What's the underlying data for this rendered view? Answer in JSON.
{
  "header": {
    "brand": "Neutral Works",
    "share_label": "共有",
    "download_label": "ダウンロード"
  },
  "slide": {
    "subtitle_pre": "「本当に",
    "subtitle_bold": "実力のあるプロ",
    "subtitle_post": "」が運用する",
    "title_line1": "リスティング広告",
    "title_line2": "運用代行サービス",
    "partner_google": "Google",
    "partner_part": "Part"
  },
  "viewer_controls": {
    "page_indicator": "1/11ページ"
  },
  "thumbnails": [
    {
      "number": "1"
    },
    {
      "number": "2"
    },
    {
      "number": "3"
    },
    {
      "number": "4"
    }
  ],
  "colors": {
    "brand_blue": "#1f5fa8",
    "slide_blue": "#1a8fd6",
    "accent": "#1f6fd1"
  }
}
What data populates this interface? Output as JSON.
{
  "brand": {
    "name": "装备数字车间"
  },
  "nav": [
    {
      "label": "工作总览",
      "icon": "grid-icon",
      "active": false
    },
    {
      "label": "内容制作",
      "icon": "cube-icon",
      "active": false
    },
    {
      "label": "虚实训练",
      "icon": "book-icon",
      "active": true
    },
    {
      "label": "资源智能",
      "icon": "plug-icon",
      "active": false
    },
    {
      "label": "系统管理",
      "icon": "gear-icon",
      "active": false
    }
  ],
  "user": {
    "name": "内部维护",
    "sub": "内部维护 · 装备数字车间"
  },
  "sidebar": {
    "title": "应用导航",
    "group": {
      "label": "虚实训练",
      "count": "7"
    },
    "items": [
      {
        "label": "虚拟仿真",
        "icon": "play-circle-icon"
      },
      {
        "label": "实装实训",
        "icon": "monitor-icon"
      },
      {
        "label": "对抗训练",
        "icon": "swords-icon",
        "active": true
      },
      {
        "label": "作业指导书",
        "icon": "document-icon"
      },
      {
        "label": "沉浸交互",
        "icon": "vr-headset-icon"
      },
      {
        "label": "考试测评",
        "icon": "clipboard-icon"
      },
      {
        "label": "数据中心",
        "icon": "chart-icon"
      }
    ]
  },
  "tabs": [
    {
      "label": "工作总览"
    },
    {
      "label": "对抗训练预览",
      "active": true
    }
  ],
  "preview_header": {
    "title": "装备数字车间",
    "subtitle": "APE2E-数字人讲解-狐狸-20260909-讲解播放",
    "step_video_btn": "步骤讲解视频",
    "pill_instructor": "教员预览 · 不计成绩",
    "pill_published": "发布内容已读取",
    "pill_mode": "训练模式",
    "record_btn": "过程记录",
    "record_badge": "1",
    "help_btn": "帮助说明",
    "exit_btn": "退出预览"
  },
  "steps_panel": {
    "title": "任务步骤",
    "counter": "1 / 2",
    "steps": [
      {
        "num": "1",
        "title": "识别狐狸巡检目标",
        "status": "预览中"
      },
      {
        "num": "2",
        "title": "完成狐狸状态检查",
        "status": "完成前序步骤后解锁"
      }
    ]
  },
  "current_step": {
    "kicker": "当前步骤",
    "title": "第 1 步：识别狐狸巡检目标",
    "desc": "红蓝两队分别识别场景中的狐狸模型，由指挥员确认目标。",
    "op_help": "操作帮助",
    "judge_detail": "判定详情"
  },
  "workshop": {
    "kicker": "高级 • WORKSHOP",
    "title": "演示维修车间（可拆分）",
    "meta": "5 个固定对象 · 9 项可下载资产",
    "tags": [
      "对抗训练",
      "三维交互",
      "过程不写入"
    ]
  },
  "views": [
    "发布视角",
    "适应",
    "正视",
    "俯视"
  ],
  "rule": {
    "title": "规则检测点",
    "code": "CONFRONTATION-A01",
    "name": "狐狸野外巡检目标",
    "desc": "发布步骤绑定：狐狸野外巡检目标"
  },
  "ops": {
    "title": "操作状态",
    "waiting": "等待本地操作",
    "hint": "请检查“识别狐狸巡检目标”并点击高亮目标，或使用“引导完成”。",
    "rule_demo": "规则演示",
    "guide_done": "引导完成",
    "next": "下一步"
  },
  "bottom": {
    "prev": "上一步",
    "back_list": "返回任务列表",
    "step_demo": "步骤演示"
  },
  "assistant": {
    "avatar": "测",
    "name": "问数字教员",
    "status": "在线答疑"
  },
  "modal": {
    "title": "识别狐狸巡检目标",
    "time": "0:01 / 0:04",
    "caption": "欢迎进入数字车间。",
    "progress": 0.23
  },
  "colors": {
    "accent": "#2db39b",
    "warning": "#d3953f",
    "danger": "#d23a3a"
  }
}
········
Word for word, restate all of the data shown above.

What's the underlying data for this rendered view? Answer in JSON.
{
  "header": {
    "brand": "Neutral Works",
    "share_label": "共有",
    "download_label": "ダウンロード"
  },
  "slide": {
    "subtitle_pre": "「本当に",
    "subtitle_bold": "実力のあるプロ",
    "subtitle_post": "」が運用する",
    "title_line1": "リスティング広告",
    "title_line2": "運用代行サービス",
    "partner_google": "Google",
    "partner_part": "Part"
  },
  "viewer_controls": {
    "page_indicator": "1/11ページ"
  },
  "thumbnails": [
    {
      "number": "1"
    },
    {
      "number": "2"
    },
    {
      "number": "3"
    },
    {
      "number": "4"
    }
  ],
  "colors": {
    "brand_blue": "#1f5fa8",
    "slide_blue": "#1a8fd6",
    "accent": "#1f6fd1"
  }
}
What data populates this interface? Output as JSON.
{
  "brand": {
    "name": "装备数字车间"
  },
  "nav": [
    {
      "label": "工作总览",
      "icon": "grid-icon",
      "active": false
    },
    {
      "label": "内容制作",
      "icon": "cube-icon",
      "active": false
    },
    {
      "label": "虚实训练",
      "icon": "book-icon",
      "active": true
    },
    {
      "label": "资源智能",
      "icon": "plug-icon",
      "active": false
    },
    {
      "label": "系统管理",
      "icon": "gear-icon",
      "active": false
    }
  ],
  "user": {
    "name": "内部维护",
    "sub": "内部维护 · 装备数字车间"
  },
  "sidebar": {
    "title": "应用导航",
    "group": {
      "label": "虚实训练",
      "count": "7"
    },
    "items": [
      {
        "label": "虚拟仿真",
        "icon": "play-circle-icon"
      },
      {
        "label": "实装实训",
        "icon": "monitor-icon"
      },
      {
        "label": "对抗训练",
        "icon": "swords-icon",
        "active": true
      },
      {
        "label": "作业指导书",
        "icon": "document-icon"
      },
      {
        "label": "沉浸交互",
        "icon": "vr-headset-icon"
      },
      {
        "label": "考试测评",
        "icon": "clipboard-icon"
      },
      {
        "label": "数据中心",
        "icon": "chart-icon"
      }
    ]
  },
  "tabs": [
    {
      "label": "工作总览"
    },
    {
      "label": "对抗训练预览",
      "active": true
    }
  ],
  "preview_header": {
    "title": "装备数字车间",
    "subtitle": "APE2E-数字人讲解-狐狸-20260909-讲解播放",
    "step_video_btn": "步骤讲解视频",
    "pill_instructor": "教员预览 · 不计成绩",
    "pill_published": "发布内容已读取",
    "pill_mode": "训练模式",
    "record_btn": "过程记录",
    "record_badge": "1",
    "help_btn": "帮助说明",
    "exit_btn": "退出预览"
  },
  "steps_panel": {
    "title": "任务步骤",
    "counter": "1 / 2",
    "steps": [
      {
        "num": "1",
        "title": "识别狐狸巡检目标",
        "status": "预览中"
      },
      {
        "num": "2",
        "title": "完成狐狸状态检查",
        "status": "完成前序步骤后解锁"
      }
    ]
  },
  "current_step": {
    "kicker": "当前步骤",
    "title": "第 1 步：识别狐狸巡检目标",
    "desc": "红蓝两队分别识别场景中的狐狸模型，由指挥员确认目标。",
    "op_help": "操作帮助",
    "judge_detail": "判定详情"
  },
  "workshop": {
    "kicker": "高级 • WORKSHOP",
    "title": "演示维修车间（可拆分）",
    "meta": "5 个固定对象 · 9 项可下载资产",
    "tags": [
      "对抗训练",
      "三维交互",
      "过程不写入"
    ]
  },
  "views": [
    "发布视角",
    "适应",
    "正视",
    "俯视"
  ],
  "rule": {
    "title": "规则检测点",
    "code": "CONFRONTATION-A01",
    "name": "狐狸野外巡检目标",
    "desc": "发布步骤绑定：狐狸野外巡检目标"
  },
  "ops": {
    "title": "操作状态",
    "waiting": "等待本地操作",
    "hint": "请检查“识别狐狸巡检目标”并点击高亮目标，或使用“引导完成”。",
    "rule_demo": "规则演示",
    "guide_done": "引导完成",
    "next": "下一步"
  },
  "bottom": {
    "prev": "上一步",
    "back_list": "返回任务列表",
    "step_demo": "步骤演示"
  },
  "assistant": {
    "avatar": "测",
    "name": "问数字教员",
    "status": "在线答疑"
  },
  "modal": {
    "title": "识别狐狸巡检目标",
    "time": "0:01 / 0:04",
    "caption": "欢迎进入数字车间。",
    "progress": 0.23
  },
  "colors": {
    "accent": "#2db39b",
    "warning": "#d3953f",
    "danger": "#d23a3a"
  }
}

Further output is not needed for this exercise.